*REQUIRED WORK*: Your answer should repeat the entries in full, exactly as given, with no pictures.

*SUPPLIED MATERIAL*:
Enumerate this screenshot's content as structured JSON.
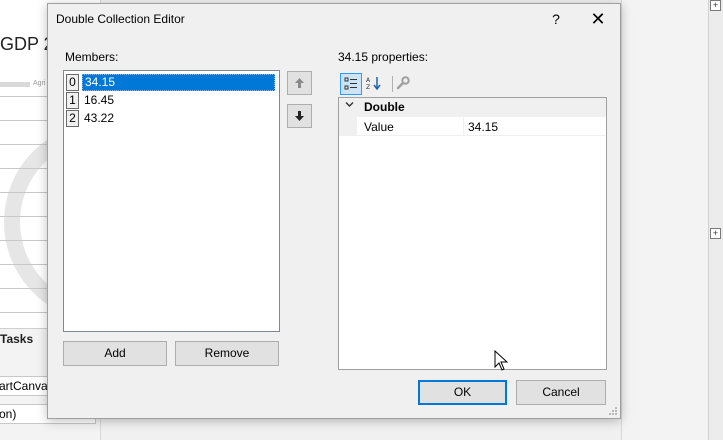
{
  "background": {
    "title_fragment": "GDP 2",
    "tiny_text": "Agri",
    "tasks_label": "Tasks",
    "field1": "artCanva",
    "field2": "on)",
    "expander_glyph": "+"
  },
  "dialog": {
    "title": "Double Collection Editor",
    "help_glyph": "?",
    "close_glyph": "✕",
    "members_label": "Members:",
    "members": [
      {
        "index": "0",
        "value": "34.15",
        "selected": true
      },
      {
        "index": "1",
        "value": "16.45",
        "selected": false
      },
      {
        "index": "2",
        "value": "43.22",
        "selected": false
      }
    ],
    "move_up_glyph": "🡅",
    "move_down_glyph": "🡇",
    "add_label": "Add",
    "remove_label": "Remove",
    "properties_label": "34.15 properties:",
    "toolbar": {
      "categorized_icon": "categorized-icon",
      "alphabetical_icon": "alphabetical-icon",
      "property_pages_icon": "wrench-icon"
    },
    "property_grid": {
      "category": "Double",
      "rows": [
        {
          "name": "Value",
          "value": "34.15"
        }
      ]
    },
    "ok_label": "OK",
    "cancel_label": "Cancel"
  },
  "colors": {
    "selection": "#0078d7",
    "default_button_border": "#0078d7",
    "dialog_bg": "#f0f0f0"
  }
}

*TASK RESPONSE*:
Enumerate this screenshot's content as structured JSON.
{
  "background": {
    "title_fragment": "GDP 2",
    "tiny_text": "Agri",
    "tasks_label": "Tasks",
    "field1": "artCanva",
    "field2": "on)",
    "expander_glyph": "+"
  },
  "dialog": {
    "title": "Double Collection Editor",
    "help_glyph": "?",
    "close_glyph": "✕",
    "members_label": "Members:",
    "members": [
      {
        "index": "0",
        "value": "34.15",
        "selected": true
      },
      {
        "index": "1",
        "value": "16.45",
        "selected": false
      },
      {
        "index": "2",
        "value": "43.22",
        "selected": false
      }
    ],
    "move_up_glyph": "🡅",
    "move_down_glyph": "🡇",
    "add_label": "Add",
    "remove_label": "Remove",
    "properties_label": "34.15 properties:",
    "toolbar": {
      "categorized_icon": "categorized-icon",
      "alphabetical_icon": "alphabetical-icon",
      "property_pages_icon": "wrench-icon"
    },
    "property_grid": {
      "category": "Double",
      "rows": [
        {
          "name": "Value",
          "value": "34.15"
        }
      ]
    },
    "ok_label": "OK",
    "cancel_label": "Cancel"
  },
  "colors": {
    "selection": "#0078d7",
    "default_button_border": "#0078d7",
    "dialog_bg": "#f0f0f0"
  }
}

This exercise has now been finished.